During a recent campaign debate, Sen. Tim Kaine took aim at Republican Corey Stewart’s support for former Senate candidate Roy Moore, who lost an Alabama special election after facing multiple allegations of sexual misconduct.
"In December of 2017, the Prince William board of supervisors had a meeting ... you skipped that meeting to go campaign in Alabama for Roy Moore to be a U.S. senator," Kaine said at the July 21 debate, noting that the meeting covered topics such as zoning and the opioid crisis.
Several minutes later, after Stewart dodged Kaine’s original question, Kaine added: "You haven't disavowed Roy Moore's name yet."
Stewart, the at-large chair of Prince William County’s board of supervisors, has battled frequent criticism for his history with the far right. He has since renounced some activists with whom he previously associated, but he has not been shy about supporting estranged figures in his party, so we decided to see whether Kaine’s claim checked out.
Stewart was not present at that meeting. He was on the campaign trail in Alabama with Moore, carrying out a plan he announced two days earlier in a news release, according to local reports.
Stewart also detailed his visit to Alabama in a Facebook live video. He said he planned to fly to Atlanta, and drive a rental car to Montgomery in order to show support for Moore, who he said was a fellow "anti-establishment, pro-Trump candidate."
"If you’re wondering, why am I going down to Alabama, why is it important, and that is because we’re all in this together, folks, we’re all in this together," Stewart said. "It is the establishment Republicans who are together colluding with Democrats, with liberals, and they’re trying to take out every single anti-establishment, pro-Trump candidate."
"I’m going down there to support him," Stewart added. "Next year, when the establishment comes after me … I’m hoping, of course, that I will get his help as well."
Stewart later tweeted a photo taken at the Moore rally in Alabama. "With @UofAlabama students at the @MooreSenate rally! #MAGA #DrainTheSwamp," he wrote.
Most conservatives severed ties with Moore, but Stewart supported him even as accusations surfaced detailing his sexual misconduct with teenagers. "I am not going to cut and run from a good man like Judge Roy Moore," he said in a Facebook live video.
Ian Sams, communications director for the Kaine campaign, pointed to multiple occasions when Stewart defended Moore or explained his belief that Moore should have been presumed innocent until proven guilty because the accusations were decades-old.
In a post-debate interview with PBS NewsHour anchor Judy Woodruff, who moderated the debate, Stewart refused to condemn Moore. "I do believe (Moore) when he said he didn’t do that," Stewart said.

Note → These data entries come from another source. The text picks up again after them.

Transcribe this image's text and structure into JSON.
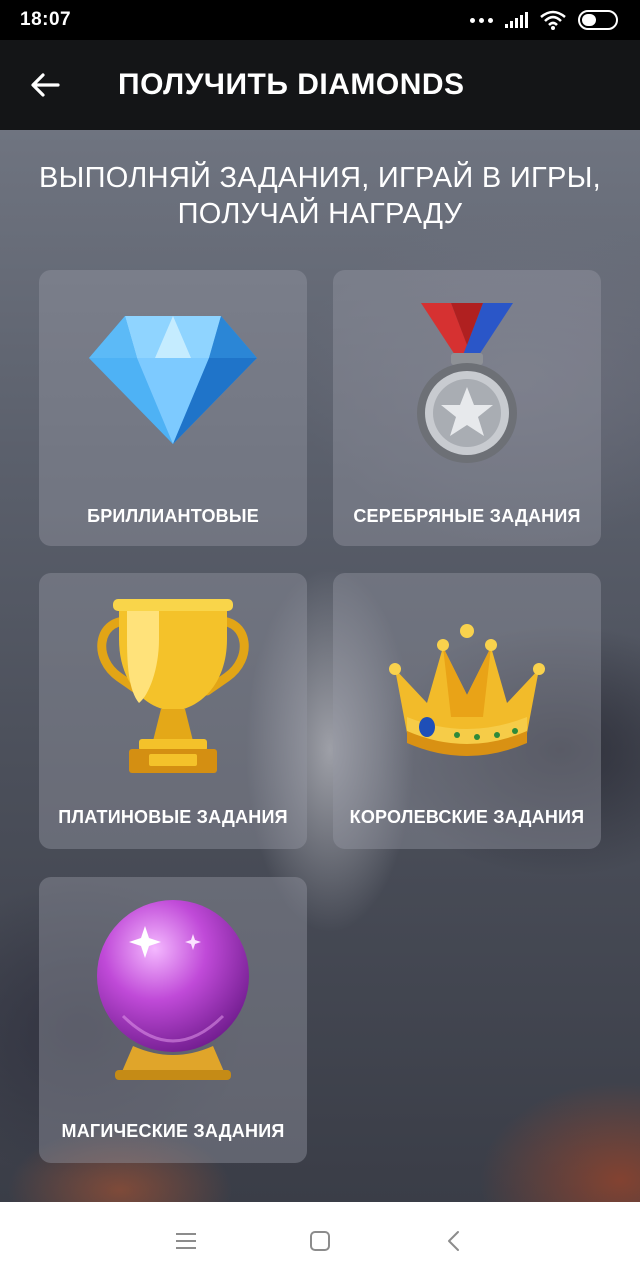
{
  "status_bar": {
    "time": "18:07",
    "icons": [
      "more-dots-icon",
      "signal-icon",
      "wifi-icon",
      "battery-icon"
    ]
  },
  "app_bar": {
    "back_icon": "arrow-left-icon",
    "title": "ПОЛУЧИТЬ DIAMONDS"
  },
  "headline": {
    "line1": "ВЫПОЛНЯЙ ЗАДАНИЯ, ИГРАЙ В ИГРЫ,",
    "line2": "ПОЛУЧАЙ НАГРАДУ"
  },
  "cards": [
    {
      "label": "БРИЛЛИАНТОВЫЕ",
      "icon": "diamond-icon"
    },
    {
      "label": "СЕРЕБРЯНЫЕ ЗАДАНИЯ",
      "icon": "silver-medal-icon"
    },
    {
      "label": "ПЛАТИНОВЫЕ ЗАДАНИЯ",
      "icon": "trophy-icon"
    },
    {
      "label": "КОРОЛЕВСКИЕ ЗАДАНИЯ",
      "icon": "crown-icon"
    },
    {
      "label": "МАГИЧЕСКИЕ ЗАДАНИЯ",
      "icon": "crystal-ball-icon"
    }
  ],
  "nav_bar": {
    "buttons": [
      "menu-icon",
      "home-square-icon",
      "back-chevron-icon"
    ]
  },
  "colors": {
    "status_bar_bg": "#000000",
    "app_bar_bg": "#141517",
    "card_bg": "rgba(150,152,165,0.42)",
    "text": "#ffffff"
  }
}
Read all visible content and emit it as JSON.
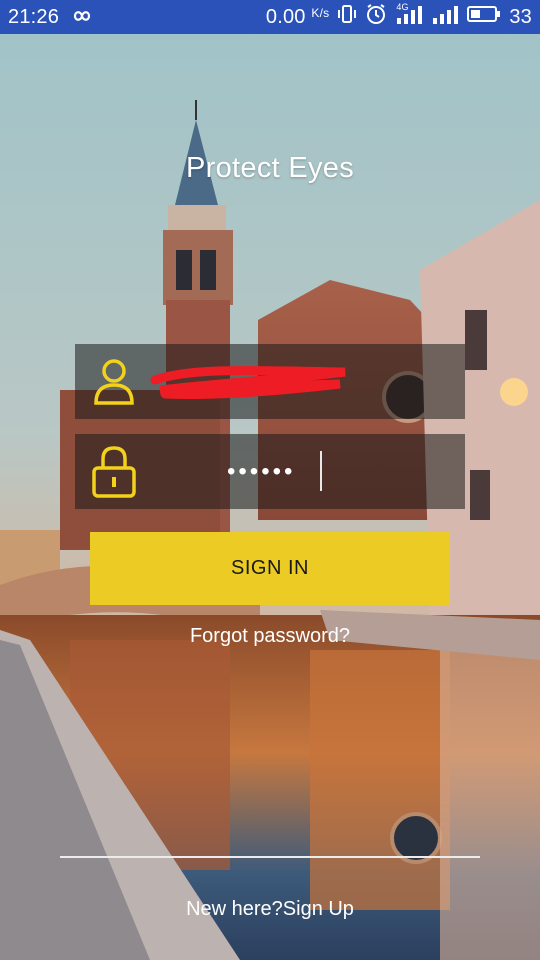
{
  "status_bar": {
    "time": "21:26",
    "net_speed": "0.00",
    "net_unit": "K/s",
    "network_type": "4G",
    "battery": "33",
    "icons": [
      "infinity-icon",
      "vibrate-icon",
      "alarm-icon",
      "signal-icon",
      "signal-icon",
      "battery-icon"
    ]
  },
  "app": {
    "title": "Protect Eyes"
  },
  "login": {
    "username_value": "",
    "password_masked": "••••••",
    "sign_in_label": "SIGN IN",
    "forgot_label": "Forgot password?",
    "signup_label": "New here?Sign Up"
  },
  "colors": {
    "status_bar": "#2a52b8",
    "accent_yellow": "#edcb25",
    "icon_yellow": "#f2d21a",
    "field_bg": "rgba(25,25,25,0.55)"
  }
}
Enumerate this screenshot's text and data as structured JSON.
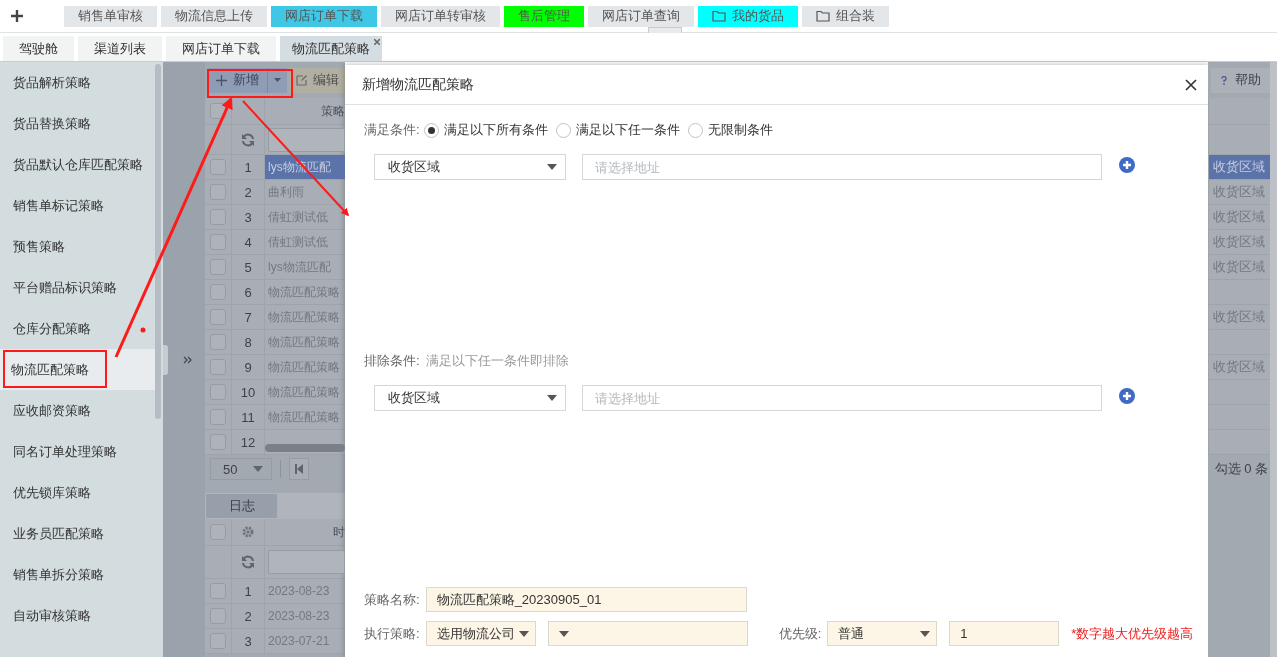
{
  "quick_bar": {
    "items": [
      {
        "label": "销售单审核",
        "kind": "plain",
        "color": "#e4e7ea"
      },
      {
        "label": "物流信息上传",
        "kind": "plain",
        "color": "#e4e7ea"
      },
      {
        "label": "网店订单下载",
        "kind": "plain",
        "color": "#3ec8e6"
      },
      {
        "label": "网店订单转审核",
        "kind": "plain",
        "color": "#e4e7ea"
      },
      {
        "label": "售后管理",
        "kind": "plain",
        "color": "#00ff00"
      },
      {
        "label": "网店订单查询",
        "kind": "plain",
        "color": "#e4e7ea"
      },
      {
        "label": "我的货品",
        "kind": "folder",
        "color": "#00ffff"
      },
      {
        "label": "组合装",
        "kind": "folder",
        "color": "#e4e7ea"
      }
    ]
  },
  "tabs": [
    {
      "label": "驾驶舱",
      "selected": false
    },
    {
      "label": "渠道列表",
      "selected": false
    },
    {
      "label": "网店订单下载",
      "selected": false
    },
    {
      "label": "物流匹配策略",
      "selected": true
    }
  ],
  "sidebar": {
    "items": [
      {
        "label": "货品解析策略",
        "selected": false
      },
      {
        "label": "货品替换策略",
        "selected": false
      },
      {
        "label": "货品默认仓库匹配策略",
        "selected": false
      },
      {
        "label": "销售单标记策略",
        "selected": false
      },
      {
        "label": "预售策略",
        "selected": false
      },
      {
        "label": "平台赠品标识策略",
        "selected": false
      },
      {
        "label": "仓库分配策略",
        "selected": false
      },
      {
        "label": "物流匹配策略",
        "selected": true
      },
      {
        "label": "应收邮资策略",
        "selected": false
      },
      {
        "label": "同名订单处理策略",
        "selected": false
      },
      {
        "label": "优先锁库策略",
        "selected": false
      },
      {
        "label": "业务员匹配策略",
        "selected": false
      },
      {
        "label": "销售单拆分策略",
        "selected": false
      },
      {
        "label": "自动审核策略",
        "selected": false
      }
    ]
  },
  "background": {
    "toolbar": {
      "new_button": "新增",
      "edit_button": "编辑",
      "help_button": "帮助"
    },
    "grid": {
      "column_header": "策略",
      "all_checked": false,
      "rows": [
        {
          "number": "1",
          "checked": false,
          "selected": true,
          "name": "lys物流匹配",
          "column_2": "收货区域"
        },
        {
          "number": "2",
          "checked": false,
          "selected": false,
          "name": "曲利雨",
          "column_2": "收货区域"
        },
        {
          "number": "3",
          "checked": false,
          "selected": false,
          "name": "倩虹测试低",
          "column_2": "收货区域"
        },
        {
          "number": "4",
          "checked": false,
          "selected": false,
          "name": "倩虹测试低",
          "column_2": "收货区域"
        },
        {
          "number": "5",
          "checked": false,
          "selected": false,
          "name": "lys物流匹配",
          "column_2": "收货区域"
        },
        {
          "number": "6",
          "checked": false,
          "selected": false,
          "name": "物流匹配策略"
        },
        {
          "number": "7",
          "checked": false,
          "selected": false,
          "name": "物流匹配策略",
          "column_2": "收货区域"
        },
        {
          "number": "8",
          "checked": false,
          "selected": false,
          "name": "物流匹配策略"
        },
        {
          "number": "9",
          "checked": false,
          "selected": false,
          "name": "物流匹配策略",
          "column_2": "收货区域"
        },
        {
          "number": "10",
          "checked": false,
          "selected": false,
          "name": "物流匹配策略"
        },
        {
          "number": "11",
          "checked": false,
          "selected": false,
          "name": "物流匹配策略"
        },
        {
          "number": "12",
          "checked": false,
          "selected": false
        }
      ]
    },
    "pager": {
      "page_size": "50",
      "selection_count": "勾选 0 条"
    },
    "log": {
      "tab": "日志",
      "column_header": "时",
      "all_checked": false,
      "rows": [
        {
          "number": "1",
          "checked": false,
          "time": "2023-08-23"
        },
        {
          "number": "2",
          "checked": false,
          "time": "2023-08-23"
        },
        {
          "number": "3",
          "checked": false,
          "time": "2023-07-21"
        }
      ]
    }
  },
  "dialog": {
    "title": "新增物流匹配策略",
    "match_label": "满足条件:",
    "match_options": [
      {
        "label": "满足以下所有条件",
        "selected": true
      },
      {
        "label": "满足以下任一条件",
        "selected": false
      },
      {
        "label": "无限制条件",
        "selected": false
      }
    ],
    "match_rule": {
      "field": "收货区域",
      "placeholder": "请选择地址"
    },
    "exclude_label": "排除条件:",
    "exclude_hint": "满足以下任一条件即排除",
    "exclude_rule": {
      "field": "收货区域",
      "placeholder": "请选择地址"
    },
    "name_label": "策略名称:",
    "name_value": "物流匹配策略_20230905_01",
    "execute_label": "执行策略:",
    "execute_mode": "选用物流公司",
    "priority_label": "优先级:",
    "priority_level": "普通",
    "priority_value": "1",
    "priority_note": "*数字越大优先级越高"
  }
}
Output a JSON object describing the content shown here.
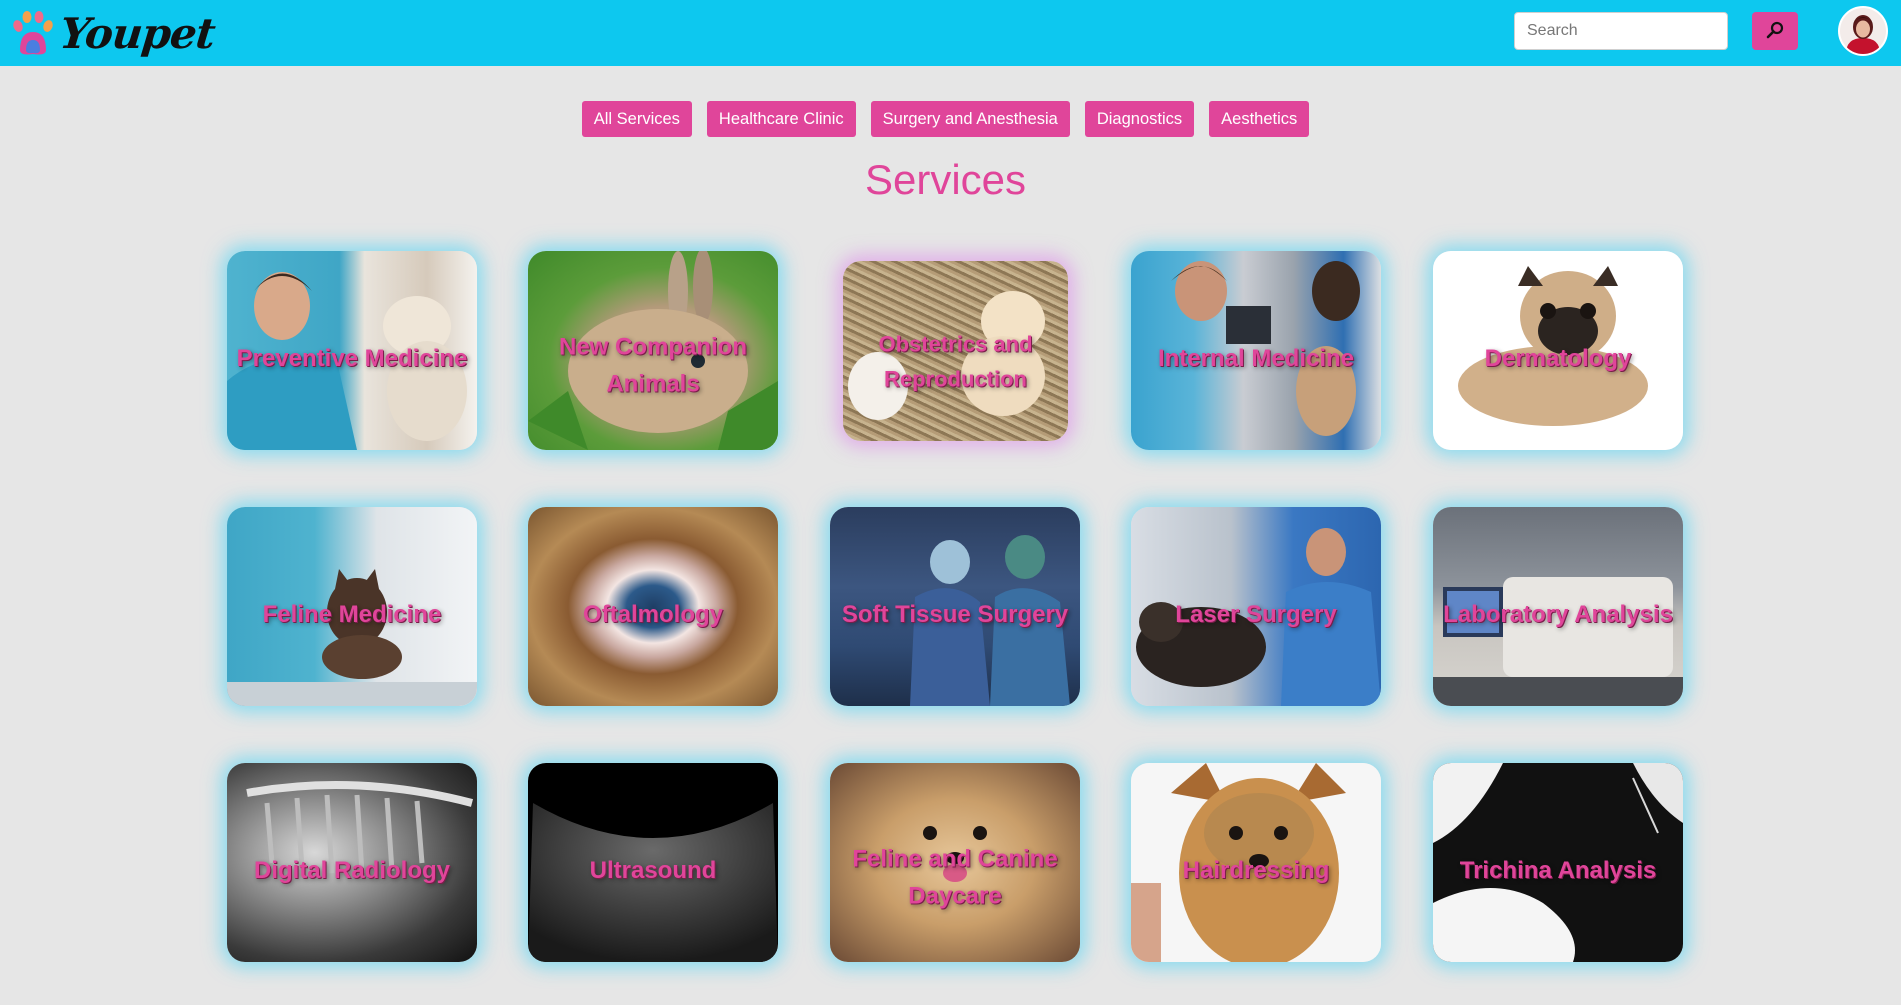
{
  "brand": {
    "name": "Youpet"
  },
  "search": {
    "placeholder": "Search"
  },
  "filters": [
    "All Services",
    "Healthcare Clinic",
    "Surgery and Anesthesia",
    "Diagnostics",
    "Aesthetics"
  ],
  "page_title": "Services",
  "services": [
    {
      "title": "Preventive Medicine",
      "icon": "vet-with-dog-photo"
    },
    {
      "title": "New Companion Animals",
      "icon": "rabbit-photo"
    },
    {
      "title": "Obstetrics and Reproduction",
      "icon": "puppies-in-hay-photo"
    },
    {
      "title": "Internal Medicine",
      "icon": "ultrasound-exam-photo"
    },
    {
      "title": "Dermatology",
      "icon": "pug-photo"
    },
    {
      "title": "Feline Medicine",
      "icon": "vet-with-kitten-photo"
    },
    {
      "title": "Oftalmology",
      "icon": "animal-eye-photo"
    },
    {
      "title": "Soft Tissue Surgery",
      "icon": "operating-room-photo"
    },
    {
      "title": "Laser Surgery",
      "icon": "laser-surgery-photo"
    },
    {
      "title": "Laboratory Analysis",
      "icon": "lab-machine-photo"
    },
    {
      "title": "Digital Radiology",
      "icon": "xray-photo"
    },
    {
      "title": "Ultrasound",
      "icon": "ultrasound-scan-photo"
    },
    {
      "title": "Feline and Canine Daycare",
      "icon": "pomeranian-photo"
    },
    {
      "title": "Hairdressing",
      "icon": "yorkshire-photo"
    },
    {
      "title": "Trichina Analysis",
      "icon": "black-white-fur-photo"
    }
  ],
  "colors": {
    "navbar": "#0dc8ef",
    "accent": "#e0459a",
    "background": "#e6e6e6",
    "glow": "#40d2f5"
  }
}
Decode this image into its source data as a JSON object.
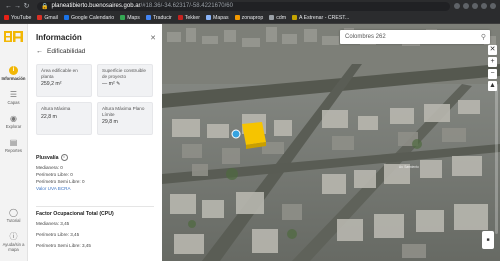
{
  "browser": {
    "url_host": "planeatibierto.buenosaires.gob.ar",
    "url_path": "/#18.36/-34.62317/-58.4221670/60",
    "bookmarks": [
      {
        "label": "YouTube",
        "color": "#e62117"
      },
      {
        "label": "Gmail",
        "color": "#d93025"
      },
      {
        "label": "Google Calendario",
        "color": "#1a73e8"
      },
      {
        "label": "Maps",
        "color": "#34a853"
      },
      {
        "label": "Traducir",
        "color": "#4285f4"
      },
      {
        "label": "Tekker",
        "color": "#c5221f"
      },
      {
        "label": "Mapas",
        "color": "#8ab4f8"
      },
      {
        "label": "zonaprop",
        "color": "#f29900"
      },
      {
        "label": "cdm",
        "color": "#9aa0a6"
      },
      {
        "label": "A Estrenar - CREST...",
        "color": "#c5a400"
      }
    ]
  },
  "rail": {
    "items": [
      {
        "label": "Información",
        "icon": "info-icon"
      },
      {
        "label": "Capas",
        "icon": "layers-icon"
      },
      {
        "label": "Explorar",
        "icon": "explore-icon"
      },
      {
        "label": "Reportes",
        "icon": "reports-icon"
      },
      {
        "label": "Tutorial",
        "icon": "tutorial-icon"
      },
      {
        "label": "Ayuda/sin a mapa",
        "icon": "help-icon"
      }
    ]
  },
  "panel": {
    "title": "Información",
    "back_label": "Edificabilidad",
    "cards": [
      {
        "label": "Área edificable en planta",
        "value": "259,2 m²"
      },
      {
        "label": "Superficie construible de proyecto",
        "value": "— m²"
      },
      {
        "label": "Altura Máxima",
        "value": "22,8 m"
      },
      {
        "label": "Altura Máxima Plano Límite",
        "value": "29,8 m"
      }
    ],
    "plusvalia": {
      "heading": "Plusvalía",
      "rows": [
        "Medianera: 0",
        "Perímetro Libre: 0",
        "Perímetro Semi Libre: 0"
      ],
      "link": "Valor UVA BCRA"
    },
    "fot": {
      "heading": "Factor Ocupacional Total (CPU)",
      "rows": [
        "Medianera: 3,45",
        "Perímetro Libre: 3,45",
        "Perímetro Semi Libre: 3,45"
      ]
    }
  },
  "map": {
    "search_value": "Colombres 262",
    "road_label": "Av. Sarmiento"
  },
  "colors": {
    "accent": "#f2b705",
    "link": "#3b74c4",
    "highlight": "#f6c400"
  }
}
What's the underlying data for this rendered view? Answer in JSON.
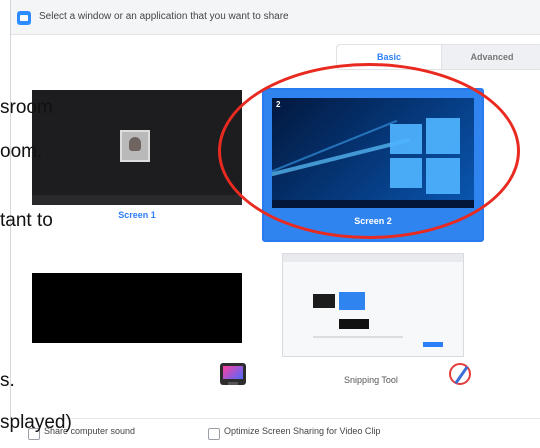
{
  "background_text": {
    "line1": "sroom",
    "line2": "oom.",
    "line3": "tant to",
    "line4": "s.",
    "line5": "splayed)"
  },
  "window": {
    "title": "Select a window or an application that you want to share"
  },
  "tabs": [
    {
      "label": "Basic",
      "selected": true
    },
    {
      "label": "Advanced",
      "selected": false
    }
  ],
  "tiles": [
    {
      "label": "Screen 1",
      "number": "",
      "selected": false
    },
    {
      "label": "Screen 2",
      "number": "2",
      "selected": true
    },
    {
      "label": "",
      "selected": false
    },
    {
      "label": "Snipping Tool",
      "selected": false
    }
  ],
  "options": [
    {
      "label": "Share computer sound",
      "checked": false
    },
    {
      "label": "Optimize Screen Sharing for Video Clip",
      "checked": false
    }
  ],
  "colors": {
    "accent": "#2d7ff9",
    "selected_tile": "#2f84f0",
    "annotation": "#e82a20"
  },
  "icons": [
    "zoom-share-icon",
    "teams-screen-icon",
    "snipping-tool-icon"
  ]
}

"I thought that he was treated unfairly," Stewart added. "I don’t think it’s right that 40 years after something supposedly happened, somebody comes out and says that you do something, and then, instead of them having to prove that you did it, it was left upon him to try to prove that he didn’t do it."
Stewart campaign spokesman Noel Fritsch acknowledged Stewart’s continued support for Moore in an email. "Corey never claimed to have disavowed Moore," he wrote. "To claim so would be false."
Kaine said Stewart skipped a Prince William County board of supervisors meeting to campaign for Moore.
Stewart missed a Dec. 12, 2017, meeting at which the board of supervisors voted on a proposal to boost funding for programs meant to cope with the opioid crisis. Instead, he attended a rally for Moore in Alabama because he said it was important to support an "anti-establishment, pro-Trump candidate."
Stewart has not disavowed Moore and refused to do so in an interview after the debate.
We rate Kaine’s statement True.